Migration: Movement into cities does not only affect the domestic population. Cities also have to face international migration, by choice and in terms of refugees, causing the risk to overburden cities regarding their melting pot functions. What can be done to improve, organise and manage the coexistence of many different nationalities, religions and culture in a limited area?
Future Mobility: eMobility, autonomous vehicles, (semi-)public transport, intermodal and multimodal mobility, “self-powered mobility” – cycling and walking – or can we even avoid mobility growth by creating an infrastructure of short paths? REAL CORP discusses approaches in passenger mobility as well as in cargo mobility.
Soil Sealing: The total area covered by cement, asphalt, concrete etc. is expanding. Today’s footprint of the world’s urban settlements is more than 1 million square kilometres (which, for reasons of comparability, equals the area of whole France and Spain). Sealing of soil leads to problematic urban microclimates with heat islands and falling ground water levels whereas at the same time the surrounding areas have to absorb all the water that is drained from cities. Extreme weather and flooding cause lots of damage and destruction and lead to further problems by contamination and plagues. Can green buildings, green roofs, vertical farms and green spaces in cities solve the problem, or is it already to late and we can just face the consequences of the last decades’ developments?
Energy of the Future: Today’s energy demand, especially in peak hours, still forces the use of fossile energy sources or nuclear power. However, fossile energy resources are limited – to solve energy demand problems in a long-term perspective, on the one hand renewable energy sources have to be fostered, on the other side the overall demand for energy has to be scaled down introducing low energy urban solutions. Cheap oil is a driving factor of urban growth because it beats down the prices of city supply and logistics.

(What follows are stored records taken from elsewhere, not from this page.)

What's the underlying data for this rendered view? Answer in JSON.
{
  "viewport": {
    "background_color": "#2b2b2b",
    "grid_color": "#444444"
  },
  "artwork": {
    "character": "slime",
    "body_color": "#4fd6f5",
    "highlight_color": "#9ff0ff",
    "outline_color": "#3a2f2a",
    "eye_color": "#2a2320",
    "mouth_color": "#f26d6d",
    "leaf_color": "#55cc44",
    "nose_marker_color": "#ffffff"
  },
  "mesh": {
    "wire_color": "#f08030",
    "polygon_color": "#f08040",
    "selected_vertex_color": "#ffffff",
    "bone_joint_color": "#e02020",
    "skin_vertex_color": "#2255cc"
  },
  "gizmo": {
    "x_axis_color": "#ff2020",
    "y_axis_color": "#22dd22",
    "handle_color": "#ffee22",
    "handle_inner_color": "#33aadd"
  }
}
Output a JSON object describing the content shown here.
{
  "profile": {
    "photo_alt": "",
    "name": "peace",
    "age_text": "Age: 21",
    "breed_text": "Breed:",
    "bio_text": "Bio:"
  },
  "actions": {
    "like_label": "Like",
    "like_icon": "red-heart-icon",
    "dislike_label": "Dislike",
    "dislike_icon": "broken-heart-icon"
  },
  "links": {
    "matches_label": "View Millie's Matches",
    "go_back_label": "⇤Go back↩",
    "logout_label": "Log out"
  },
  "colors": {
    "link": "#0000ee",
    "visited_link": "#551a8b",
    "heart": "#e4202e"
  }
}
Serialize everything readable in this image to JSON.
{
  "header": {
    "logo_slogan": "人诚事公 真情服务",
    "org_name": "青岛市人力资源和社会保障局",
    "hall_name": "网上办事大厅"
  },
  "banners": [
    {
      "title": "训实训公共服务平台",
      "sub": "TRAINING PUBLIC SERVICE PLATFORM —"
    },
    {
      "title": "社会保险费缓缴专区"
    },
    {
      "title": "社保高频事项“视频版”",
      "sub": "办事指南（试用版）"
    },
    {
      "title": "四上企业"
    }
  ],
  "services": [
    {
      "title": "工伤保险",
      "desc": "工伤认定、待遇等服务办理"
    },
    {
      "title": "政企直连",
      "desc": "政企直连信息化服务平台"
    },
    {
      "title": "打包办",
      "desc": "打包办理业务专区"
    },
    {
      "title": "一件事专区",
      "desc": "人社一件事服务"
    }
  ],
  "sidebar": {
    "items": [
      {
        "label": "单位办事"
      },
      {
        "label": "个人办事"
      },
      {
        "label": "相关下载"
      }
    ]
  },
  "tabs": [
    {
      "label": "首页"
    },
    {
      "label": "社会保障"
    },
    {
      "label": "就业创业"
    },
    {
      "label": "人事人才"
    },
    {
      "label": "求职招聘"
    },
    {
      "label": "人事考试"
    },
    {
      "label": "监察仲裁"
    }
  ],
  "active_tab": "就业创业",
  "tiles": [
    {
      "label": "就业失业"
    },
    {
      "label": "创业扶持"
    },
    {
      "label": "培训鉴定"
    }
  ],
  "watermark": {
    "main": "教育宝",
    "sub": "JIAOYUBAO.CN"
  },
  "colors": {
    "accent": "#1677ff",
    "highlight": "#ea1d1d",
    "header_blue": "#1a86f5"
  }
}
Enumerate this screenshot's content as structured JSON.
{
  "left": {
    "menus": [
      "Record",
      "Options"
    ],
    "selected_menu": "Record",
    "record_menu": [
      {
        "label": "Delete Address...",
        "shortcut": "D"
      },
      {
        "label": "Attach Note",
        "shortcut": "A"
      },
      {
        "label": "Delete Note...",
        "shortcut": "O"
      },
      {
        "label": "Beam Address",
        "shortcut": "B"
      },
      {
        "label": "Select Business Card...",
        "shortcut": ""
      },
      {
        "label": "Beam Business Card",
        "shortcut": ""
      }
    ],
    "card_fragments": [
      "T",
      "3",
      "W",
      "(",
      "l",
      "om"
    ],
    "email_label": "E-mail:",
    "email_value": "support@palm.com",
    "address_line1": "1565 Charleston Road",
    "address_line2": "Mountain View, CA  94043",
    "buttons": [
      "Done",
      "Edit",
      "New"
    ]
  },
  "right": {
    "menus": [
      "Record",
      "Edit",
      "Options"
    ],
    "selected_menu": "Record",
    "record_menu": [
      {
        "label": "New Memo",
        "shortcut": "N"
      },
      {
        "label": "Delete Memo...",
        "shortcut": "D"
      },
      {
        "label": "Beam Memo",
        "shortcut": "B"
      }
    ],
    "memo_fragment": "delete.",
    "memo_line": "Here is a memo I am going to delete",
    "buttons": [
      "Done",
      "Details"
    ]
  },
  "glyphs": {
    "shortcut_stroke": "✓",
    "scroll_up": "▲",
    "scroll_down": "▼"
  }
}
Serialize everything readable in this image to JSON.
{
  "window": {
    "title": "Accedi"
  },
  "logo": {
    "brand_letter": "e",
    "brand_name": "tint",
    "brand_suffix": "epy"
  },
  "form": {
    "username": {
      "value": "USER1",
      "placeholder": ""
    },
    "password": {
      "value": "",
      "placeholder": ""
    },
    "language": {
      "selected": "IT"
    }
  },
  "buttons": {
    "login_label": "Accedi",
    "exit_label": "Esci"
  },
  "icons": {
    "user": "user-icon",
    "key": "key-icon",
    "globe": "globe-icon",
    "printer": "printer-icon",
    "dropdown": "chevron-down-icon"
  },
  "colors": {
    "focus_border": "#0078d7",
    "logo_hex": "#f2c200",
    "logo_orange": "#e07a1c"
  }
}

Scarcity of Resources: The permanent growth of population, especially in cities, has already led to shortages in supply of food and drinking water in some regions of the planet. Also rare-earth elements which are a key factor for (rechargeable) batteries and electronic devices, are subject to limited availability. Continuing urbanisation as in its current form will be an overall threat to global food supplies in the future when food production cannot keep up with population growth any more. Can new spaces for the production of renewable resources be developed? Are there ways to deal more thriftily with non-renewable resources?
Expansion of the Internet, Big Data: In 1984, the whole internet consisted of about 1,000 cross-linked computers. Today approximately 3 billion people have internet access, this equals to 40 percent of the world’s population. Data storage is cheaper than ever before and broadband access makes it easy to have even hugest amounts of data travel around the world, even with mobile devices where the next communication standard 5G is already in preparation. Big Data and the internet of things are already a reality. What are the consequences for cities, citizens and for urban life?
Cities as Liveable, Accessible, Human-Oriented Places: By means of information and communications technologies cities are transformed into smart organisms that are designed to work perfectly to create a high standard output in terms of knowledge, carbon footprint, mobility and logistics, big data etc. – but what about the people living in the city? Are they willing to be part of a high tech environment? How to design safe, liveable, healthy places to live? There are different approaches towards “Smart Cities”. Sometimes the impression prevails that technology is seen as a self-purpose, but above all cities are for and about people. With all the technology in focus of course the goals of sustainability and resilience remain as important as they have always been. Cities are mainly about people and not about technology, so it is still “quality of life” that should be in focus.